As a war widow and a single mother, rookie cop Maddy Castillo isn’t exactly flush with cash. But her money problems are nothing compared to the trouble that starts when she’s framed for murder.

Lucky for Maddy, her three sisters and the ghost of her fourth sister are on the scene to help. And help is exactly what Maddy needs—hardened criminals have descended on Vineyard, and Maddy’s all tangled up in their hunt for a prized possession worth millions.

Once again, Liz has delivered a well-written light drama featuring one of the Garcia sisters and this time Maddie is on the hook and the wonderfully sarcastic Tessa make her appearance known. I like how we know who did it but really don’t know who did it until the pieces fit together. Everyone is a suspect and the fun is watching how it all plays out.
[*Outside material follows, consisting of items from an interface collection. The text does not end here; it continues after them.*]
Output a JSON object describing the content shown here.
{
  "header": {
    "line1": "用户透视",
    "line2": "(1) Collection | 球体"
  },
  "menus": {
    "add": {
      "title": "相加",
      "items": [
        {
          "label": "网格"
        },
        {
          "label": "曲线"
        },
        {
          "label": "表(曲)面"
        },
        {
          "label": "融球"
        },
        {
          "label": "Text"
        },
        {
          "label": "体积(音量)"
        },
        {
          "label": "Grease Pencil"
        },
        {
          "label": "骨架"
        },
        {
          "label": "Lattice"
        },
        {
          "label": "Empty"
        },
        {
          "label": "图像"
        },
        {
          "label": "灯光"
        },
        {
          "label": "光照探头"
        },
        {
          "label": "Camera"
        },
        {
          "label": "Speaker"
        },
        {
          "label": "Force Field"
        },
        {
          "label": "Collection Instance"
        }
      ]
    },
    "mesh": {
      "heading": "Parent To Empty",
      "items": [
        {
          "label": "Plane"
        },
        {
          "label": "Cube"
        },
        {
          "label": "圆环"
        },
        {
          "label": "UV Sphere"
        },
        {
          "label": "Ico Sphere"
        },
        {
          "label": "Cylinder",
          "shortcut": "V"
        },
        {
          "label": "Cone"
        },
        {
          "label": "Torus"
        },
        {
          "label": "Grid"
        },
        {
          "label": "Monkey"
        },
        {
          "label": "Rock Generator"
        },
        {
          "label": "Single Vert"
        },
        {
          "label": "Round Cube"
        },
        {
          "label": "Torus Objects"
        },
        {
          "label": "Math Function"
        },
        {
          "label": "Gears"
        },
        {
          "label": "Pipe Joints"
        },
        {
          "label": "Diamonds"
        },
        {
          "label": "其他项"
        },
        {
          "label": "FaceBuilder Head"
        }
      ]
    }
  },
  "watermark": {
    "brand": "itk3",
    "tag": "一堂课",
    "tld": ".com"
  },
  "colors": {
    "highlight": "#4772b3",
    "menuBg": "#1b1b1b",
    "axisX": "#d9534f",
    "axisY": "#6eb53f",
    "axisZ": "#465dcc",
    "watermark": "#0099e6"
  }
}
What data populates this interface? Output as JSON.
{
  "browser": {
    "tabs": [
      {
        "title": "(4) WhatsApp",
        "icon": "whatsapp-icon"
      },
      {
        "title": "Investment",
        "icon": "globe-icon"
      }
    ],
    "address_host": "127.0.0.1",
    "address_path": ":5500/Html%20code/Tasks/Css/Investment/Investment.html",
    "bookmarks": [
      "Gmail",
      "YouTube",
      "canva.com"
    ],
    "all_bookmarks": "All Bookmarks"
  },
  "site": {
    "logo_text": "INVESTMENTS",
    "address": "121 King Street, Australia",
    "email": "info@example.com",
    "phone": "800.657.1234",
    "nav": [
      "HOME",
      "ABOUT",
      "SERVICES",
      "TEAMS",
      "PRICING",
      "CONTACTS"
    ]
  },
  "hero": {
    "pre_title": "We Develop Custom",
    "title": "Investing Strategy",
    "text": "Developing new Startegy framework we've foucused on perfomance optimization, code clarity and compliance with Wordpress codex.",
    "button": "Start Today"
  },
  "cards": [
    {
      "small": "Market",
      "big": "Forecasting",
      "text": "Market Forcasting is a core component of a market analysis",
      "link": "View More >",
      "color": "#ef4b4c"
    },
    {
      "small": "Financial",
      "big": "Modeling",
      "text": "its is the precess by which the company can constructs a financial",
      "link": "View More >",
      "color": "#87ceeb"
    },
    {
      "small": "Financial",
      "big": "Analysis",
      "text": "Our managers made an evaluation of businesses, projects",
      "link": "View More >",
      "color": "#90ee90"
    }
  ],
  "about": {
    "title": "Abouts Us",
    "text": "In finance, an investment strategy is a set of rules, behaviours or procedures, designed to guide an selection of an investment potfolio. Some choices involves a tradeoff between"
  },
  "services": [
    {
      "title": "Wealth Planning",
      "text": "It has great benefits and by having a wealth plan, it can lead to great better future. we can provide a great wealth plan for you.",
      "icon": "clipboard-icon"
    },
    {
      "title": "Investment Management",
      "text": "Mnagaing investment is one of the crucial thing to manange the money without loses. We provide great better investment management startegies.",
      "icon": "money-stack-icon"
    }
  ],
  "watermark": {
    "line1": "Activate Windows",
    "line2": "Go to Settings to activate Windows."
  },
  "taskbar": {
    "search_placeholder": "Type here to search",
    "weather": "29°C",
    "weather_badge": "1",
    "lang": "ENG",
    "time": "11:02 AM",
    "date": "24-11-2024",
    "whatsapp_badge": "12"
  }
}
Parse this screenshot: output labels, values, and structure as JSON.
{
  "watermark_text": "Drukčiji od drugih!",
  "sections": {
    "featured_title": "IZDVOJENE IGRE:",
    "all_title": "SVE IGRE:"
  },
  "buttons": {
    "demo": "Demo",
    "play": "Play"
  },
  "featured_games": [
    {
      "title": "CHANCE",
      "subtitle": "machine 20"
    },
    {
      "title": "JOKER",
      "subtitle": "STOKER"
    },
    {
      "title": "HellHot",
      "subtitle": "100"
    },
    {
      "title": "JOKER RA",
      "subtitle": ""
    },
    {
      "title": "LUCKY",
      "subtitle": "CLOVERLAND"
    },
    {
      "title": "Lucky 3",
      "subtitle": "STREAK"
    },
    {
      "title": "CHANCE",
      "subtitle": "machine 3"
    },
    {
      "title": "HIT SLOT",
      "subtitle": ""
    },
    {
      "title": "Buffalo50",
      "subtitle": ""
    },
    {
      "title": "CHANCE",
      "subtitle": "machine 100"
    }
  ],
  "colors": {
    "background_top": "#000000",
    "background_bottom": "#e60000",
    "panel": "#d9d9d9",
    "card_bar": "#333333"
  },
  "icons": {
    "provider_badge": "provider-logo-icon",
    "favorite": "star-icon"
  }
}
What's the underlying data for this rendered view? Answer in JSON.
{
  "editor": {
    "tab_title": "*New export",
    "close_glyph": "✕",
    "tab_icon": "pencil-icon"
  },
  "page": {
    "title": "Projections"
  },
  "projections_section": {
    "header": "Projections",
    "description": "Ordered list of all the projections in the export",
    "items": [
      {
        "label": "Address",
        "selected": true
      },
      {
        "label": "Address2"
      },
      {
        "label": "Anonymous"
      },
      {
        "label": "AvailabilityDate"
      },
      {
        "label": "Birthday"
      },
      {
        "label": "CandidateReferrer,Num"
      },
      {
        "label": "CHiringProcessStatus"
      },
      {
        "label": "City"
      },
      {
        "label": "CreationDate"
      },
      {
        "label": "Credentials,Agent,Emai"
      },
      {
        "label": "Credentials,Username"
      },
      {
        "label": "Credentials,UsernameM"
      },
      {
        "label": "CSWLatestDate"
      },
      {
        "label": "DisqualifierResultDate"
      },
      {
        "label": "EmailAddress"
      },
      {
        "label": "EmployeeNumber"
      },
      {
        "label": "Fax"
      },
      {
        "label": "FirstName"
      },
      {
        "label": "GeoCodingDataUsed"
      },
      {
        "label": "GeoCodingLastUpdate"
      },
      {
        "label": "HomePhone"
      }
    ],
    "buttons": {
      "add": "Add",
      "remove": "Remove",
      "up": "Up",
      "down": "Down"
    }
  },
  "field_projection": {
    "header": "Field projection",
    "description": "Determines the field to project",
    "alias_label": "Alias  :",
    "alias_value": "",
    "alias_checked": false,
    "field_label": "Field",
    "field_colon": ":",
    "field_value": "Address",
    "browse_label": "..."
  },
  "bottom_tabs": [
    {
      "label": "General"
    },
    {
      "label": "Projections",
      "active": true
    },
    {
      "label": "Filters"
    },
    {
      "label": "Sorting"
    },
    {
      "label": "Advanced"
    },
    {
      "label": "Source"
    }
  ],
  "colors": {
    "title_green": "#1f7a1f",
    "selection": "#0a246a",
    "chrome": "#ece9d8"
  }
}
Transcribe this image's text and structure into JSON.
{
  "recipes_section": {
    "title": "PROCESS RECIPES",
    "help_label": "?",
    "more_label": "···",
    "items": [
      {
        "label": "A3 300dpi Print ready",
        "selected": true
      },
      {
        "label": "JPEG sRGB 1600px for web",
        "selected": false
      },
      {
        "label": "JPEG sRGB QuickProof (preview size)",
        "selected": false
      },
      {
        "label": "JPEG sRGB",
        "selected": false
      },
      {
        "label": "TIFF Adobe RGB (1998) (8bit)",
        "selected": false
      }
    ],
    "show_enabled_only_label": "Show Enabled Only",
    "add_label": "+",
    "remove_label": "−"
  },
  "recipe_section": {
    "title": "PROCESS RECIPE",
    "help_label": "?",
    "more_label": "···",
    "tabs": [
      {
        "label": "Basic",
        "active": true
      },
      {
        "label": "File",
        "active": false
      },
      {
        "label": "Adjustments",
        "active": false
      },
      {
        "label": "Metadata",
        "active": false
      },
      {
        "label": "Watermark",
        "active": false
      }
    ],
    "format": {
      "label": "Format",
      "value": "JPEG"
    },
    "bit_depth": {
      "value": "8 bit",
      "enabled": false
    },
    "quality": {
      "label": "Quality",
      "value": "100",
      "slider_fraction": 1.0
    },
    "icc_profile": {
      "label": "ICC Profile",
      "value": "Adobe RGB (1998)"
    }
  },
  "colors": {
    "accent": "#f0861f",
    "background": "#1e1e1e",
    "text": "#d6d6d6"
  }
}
I like how the Garcia sisters band together in the face of adversary in support of one another. The beauty of this series is that there are three more Garcia sisters yet to “get help” from Tessa and I can’t wait to read their stories in this engagingly terrific series.

The Goodbye Witch by Heather Blake

The Goodbye WitchThe Goodbye Witch by Heather Blake is the fourth book in the “Wishcraft” mystery series. Publisher: Obsidian, May 2014

As Enchanted Village’s resident Wishcrafter, Darcy Merriweather has the power to make other people’s wishes come true, but what she really wishes is that she had the power to uncloak the invisible man who’s stalking her best friend.

Darcy’s closest friend and fellow witch, Starla Sullivan, hoped she’d never see her ex-husband, Kyle, again. Two years ago he tried to kill her, and he has been a fugitive ever since. Now Starla claims to have seen him back in Enchanted Village, but it seems she’s the only one who can see him. To everyone else, her ex is invisible.

Darcy only wishes his motives were as transparent as the rest of him. Since the police can’t arrest someone they can’t see, it’s up to Darcy to find the secret behind Kyle’s latest disappearing act—before he does something they can’t see coming.

I love, love, love this story. This was a good solid read that entertained me from the beginning to an ending filled with so much emotion that I didn’t want the story to end. We learned something during the reading of this book, but I’m not sure if I got it right. The mystery was good as it kept me in suspense for much of the book and all the beloved characters played a role in helping our heroine solve this case and move forward in her journey. Heather truly captured the essence of the characters that made me believe it’s all real. This is by far, the best darn book in this magically delightful series and I can’t wait to see where we are headed next. Bravo Heather!